The tournament kicks off at 10am on October 23.
Rugby was invented by schoolboy William Webb Ellis who, with a fine disregard for the rules of football as played in his time, first took the ball and ran with it, thus originating the distinctive feature of the rugby game.
A plaque commemorating the occasion in 1823 at the school in Rugby marks a place of pilgrimage for thousands.
It was to be another 27 years before Durham School began playing the sport, which Mr George believes was introduced by schoolmasters, possibly from Rugby.
But teachers and students soon mastered the rudiments of the game, and from 1890 to 1930 Durham one of the rugby nurseries in England.
The Barbarians rugby team played against Old Dunelmians in 1897 (Barbarians won 18-5) and just before the First World War, the school supplied four England players as well as a number of England triallists.
Between 1920 and 1930 the school produced seven full internationals as well as several trialists. The headmaster during this great period was Richard Thomas Dutton Budworth who was himself a former England international and Barbarian.
Newcastle Falcons (originally Gosforth) rugby union club were founded as the old boys side and played in the school’s colours until recently (green and white hoops).
More recent Durham Alumni to have enjoyed successful rugby careers include England lock Gareth Archer and British Lions great Mike Weston, as well as a number of Newcastle Falcons, maintaining the traditional links.
On the evening of the tournament a celebration ball is being held at Ramside Hall, Durham, in aid of the Durham School Sports Fund.

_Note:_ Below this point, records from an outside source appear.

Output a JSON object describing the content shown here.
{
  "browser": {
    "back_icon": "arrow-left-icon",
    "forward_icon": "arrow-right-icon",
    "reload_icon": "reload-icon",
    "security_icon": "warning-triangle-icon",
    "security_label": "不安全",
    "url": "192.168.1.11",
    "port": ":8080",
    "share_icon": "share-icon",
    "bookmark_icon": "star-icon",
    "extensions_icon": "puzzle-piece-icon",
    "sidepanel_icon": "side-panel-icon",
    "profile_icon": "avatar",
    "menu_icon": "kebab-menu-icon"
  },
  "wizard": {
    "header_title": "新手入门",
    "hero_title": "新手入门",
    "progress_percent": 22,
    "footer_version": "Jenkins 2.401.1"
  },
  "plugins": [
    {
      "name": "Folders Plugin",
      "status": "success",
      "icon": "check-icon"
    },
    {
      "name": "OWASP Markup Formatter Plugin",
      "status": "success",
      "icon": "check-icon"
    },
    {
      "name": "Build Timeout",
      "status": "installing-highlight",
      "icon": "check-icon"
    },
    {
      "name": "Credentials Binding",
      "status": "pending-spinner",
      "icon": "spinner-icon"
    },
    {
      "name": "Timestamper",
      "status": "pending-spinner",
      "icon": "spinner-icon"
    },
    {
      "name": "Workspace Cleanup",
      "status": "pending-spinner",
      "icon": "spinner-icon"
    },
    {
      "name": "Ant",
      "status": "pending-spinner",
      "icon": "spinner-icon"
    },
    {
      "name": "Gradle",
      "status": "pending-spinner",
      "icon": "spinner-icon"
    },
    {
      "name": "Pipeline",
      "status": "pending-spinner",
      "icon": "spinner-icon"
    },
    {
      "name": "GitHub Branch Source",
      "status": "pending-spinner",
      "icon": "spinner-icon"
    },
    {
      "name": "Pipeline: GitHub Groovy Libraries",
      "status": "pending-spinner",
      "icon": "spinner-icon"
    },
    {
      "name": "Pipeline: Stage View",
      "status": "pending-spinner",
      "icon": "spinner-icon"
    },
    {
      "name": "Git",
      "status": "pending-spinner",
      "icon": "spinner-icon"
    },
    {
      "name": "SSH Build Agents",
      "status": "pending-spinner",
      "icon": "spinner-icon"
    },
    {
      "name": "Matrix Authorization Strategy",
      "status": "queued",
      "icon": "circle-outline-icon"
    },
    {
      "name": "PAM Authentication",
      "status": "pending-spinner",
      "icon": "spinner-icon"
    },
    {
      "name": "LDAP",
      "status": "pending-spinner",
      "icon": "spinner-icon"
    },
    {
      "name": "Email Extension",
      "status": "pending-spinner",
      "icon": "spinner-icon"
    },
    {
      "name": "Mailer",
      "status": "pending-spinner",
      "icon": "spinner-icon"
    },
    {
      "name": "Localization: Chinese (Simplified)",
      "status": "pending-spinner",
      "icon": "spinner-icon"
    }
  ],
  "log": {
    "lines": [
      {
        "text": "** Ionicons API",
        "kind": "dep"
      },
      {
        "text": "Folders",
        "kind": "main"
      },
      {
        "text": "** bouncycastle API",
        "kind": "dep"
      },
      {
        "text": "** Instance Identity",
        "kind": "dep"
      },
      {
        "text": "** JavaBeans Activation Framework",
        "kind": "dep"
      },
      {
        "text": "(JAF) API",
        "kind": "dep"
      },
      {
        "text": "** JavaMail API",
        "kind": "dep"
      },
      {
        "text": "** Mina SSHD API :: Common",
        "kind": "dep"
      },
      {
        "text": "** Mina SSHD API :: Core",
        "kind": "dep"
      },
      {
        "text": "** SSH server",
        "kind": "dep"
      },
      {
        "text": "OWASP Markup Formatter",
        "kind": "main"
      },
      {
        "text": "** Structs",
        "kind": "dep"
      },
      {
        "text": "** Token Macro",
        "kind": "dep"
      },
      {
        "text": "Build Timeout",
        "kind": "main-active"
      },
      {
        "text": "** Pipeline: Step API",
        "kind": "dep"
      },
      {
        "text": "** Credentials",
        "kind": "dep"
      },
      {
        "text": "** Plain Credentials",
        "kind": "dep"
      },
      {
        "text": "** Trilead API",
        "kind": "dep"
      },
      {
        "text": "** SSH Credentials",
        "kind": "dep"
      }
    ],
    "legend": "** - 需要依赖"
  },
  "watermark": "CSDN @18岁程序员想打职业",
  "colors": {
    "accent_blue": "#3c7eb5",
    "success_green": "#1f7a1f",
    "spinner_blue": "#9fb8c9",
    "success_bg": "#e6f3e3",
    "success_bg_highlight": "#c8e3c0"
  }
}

:: For further information about the Celebration Ball on October 23, contact Susan Langthorne, the events manager at Durham School, on 0191 375 3275 or at firstname.lastname@example.org